It’s a volatile swell of histories, rage and hope. And Kahn, Broadway baby turned human rights worker, adds her own story of transformation to the mix. Kahn is witty, full of heart, with pixieish energy and an accomplished voice; and a montage featuring lyrics from her singing trade show days and a re-created audition in which she ended up serenading Liz Swados’ dog when the director disappeared is extremely funny Disillusioned, Kahn quits the stage and “learns about the word ‘geopolitics’.” Working as a counselor in Bosnia, Cyprus, and finally New Jersey, she discovers a passion for helping refugees, and in the process, rediscovers herself.
Is it possible for Kahn’s personal story to hold its own against that bush wife in Sierra Leone? Against Laila, the child whose Unicef schoolbook features detailed instructions for how to proceed safely in a minefield? Against Fareek, the coffee vendor who, years after fleeing for his life from the mujahadeen, is taken away on September 12, 2001?

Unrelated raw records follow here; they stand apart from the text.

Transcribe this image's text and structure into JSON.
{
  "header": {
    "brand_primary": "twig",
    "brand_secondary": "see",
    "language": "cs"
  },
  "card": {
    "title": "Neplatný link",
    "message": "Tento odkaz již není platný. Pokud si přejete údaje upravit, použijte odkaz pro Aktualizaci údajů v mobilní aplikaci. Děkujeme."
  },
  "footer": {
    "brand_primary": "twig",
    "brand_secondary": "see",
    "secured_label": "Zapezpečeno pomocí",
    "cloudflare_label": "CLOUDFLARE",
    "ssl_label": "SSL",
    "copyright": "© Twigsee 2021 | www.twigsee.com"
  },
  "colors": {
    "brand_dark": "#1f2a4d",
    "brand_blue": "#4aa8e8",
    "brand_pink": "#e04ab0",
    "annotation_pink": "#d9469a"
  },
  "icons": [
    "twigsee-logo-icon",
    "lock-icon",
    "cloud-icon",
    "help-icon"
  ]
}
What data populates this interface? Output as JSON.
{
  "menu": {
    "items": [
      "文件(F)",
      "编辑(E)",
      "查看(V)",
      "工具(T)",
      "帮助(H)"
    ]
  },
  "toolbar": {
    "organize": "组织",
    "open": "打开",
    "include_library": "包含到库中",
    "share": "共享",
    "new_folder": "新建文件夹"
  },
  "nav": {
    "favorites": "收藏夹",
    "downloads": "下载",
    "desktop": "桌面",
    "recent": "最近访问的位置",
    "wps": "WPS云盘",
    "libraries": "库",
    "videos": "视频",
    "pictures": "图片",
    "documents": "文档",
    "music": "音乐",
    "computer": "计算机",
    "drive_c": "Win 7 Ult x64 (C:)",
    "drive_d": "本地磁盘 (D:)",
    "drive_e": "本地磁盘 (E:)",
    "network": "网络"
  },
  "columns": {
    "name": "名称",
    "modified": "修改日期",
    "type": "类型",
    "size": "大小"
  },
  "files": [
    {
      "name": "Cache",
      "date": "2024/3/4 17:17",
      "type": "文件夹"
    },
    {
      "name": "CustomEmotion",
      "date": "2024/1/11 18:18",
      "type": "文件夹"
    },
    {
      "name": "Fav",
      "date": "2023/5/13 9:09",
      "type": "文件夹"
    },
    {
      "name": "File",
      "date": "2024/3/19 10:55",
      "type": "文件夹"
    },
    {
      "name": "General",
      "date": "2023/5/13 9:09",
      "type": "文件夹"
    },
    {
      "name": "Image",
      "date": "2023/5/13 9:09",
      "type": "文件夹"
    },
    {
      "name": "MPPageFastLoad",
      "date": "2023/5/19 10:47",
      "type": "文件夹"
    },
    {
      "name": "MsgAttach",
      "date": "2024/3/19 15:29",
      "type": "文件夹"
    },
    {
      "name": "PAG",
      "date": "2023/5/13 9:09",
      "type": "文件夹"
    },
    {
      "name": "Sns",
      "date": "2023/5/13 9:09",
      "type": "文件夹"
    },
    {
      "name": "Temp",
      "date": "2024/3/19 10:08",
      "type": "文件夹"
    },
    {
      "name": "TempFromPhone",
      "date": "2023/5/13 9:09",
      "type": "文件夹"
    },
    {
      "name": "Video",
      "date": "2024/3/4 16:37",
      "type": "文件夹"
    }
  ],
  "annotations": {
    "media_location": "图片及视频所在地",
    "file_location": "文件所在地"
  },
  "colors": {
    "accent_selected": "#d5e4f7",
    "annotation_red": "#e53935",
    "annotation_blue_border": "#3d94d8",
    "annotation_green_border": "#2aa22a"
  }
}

Perhaps, in another setting, at another time. But here and now, I found Kahn’s parallels between her journey and the refugees’, of her retreat from performing and Laila’s retreat from a minefield, impossible to swallow. Kahn’s material, drawn from her clients’ testimony and bolstered by her literate writing, sure delivery, and Kelly Dupuis and Marc Smollin’s plaintive score, is potent stuff. However, Haven gets sidetracked by the stories that CAN be told from the story that MUST be told.
Every time a horror was related, every time a reference was made to a refugee’s overwhelming gratitude for being in America, without irony, with a sense of “things are different here;” I felt the specter of Abu Ghraib, of Guantanamo, of every Middle Easterner in an American prison without representation or the ability to communicate with loved ones, sitting heavily in the room. Kahn opens the door to an exploration of our current situation (from which many of us have our hands clamped over our ears), in a deeper, worldwide context; but she doesn’t pursue this chance.
Program notes are split into three categories: Refugees (the current quota reduced to less than half its pre-9/11 amount, with fewer than half this amount admitted); Asylees (approximately 5,000 currently held in quasi-prisons across the U.S.); and the Patriot Act (with notes focusing on the provisions for secret detentions of non-citizens). All this information is shocking, and dreadful, and would have been astoundingly powerful delivered onstage, instead of on the back of a program. At curtain call, Kahn said, “Let’s fight to keep this country a place where [refugees] are welcome.” I couldn’t agree more; I simply wish she’d used more of the show itself to say it.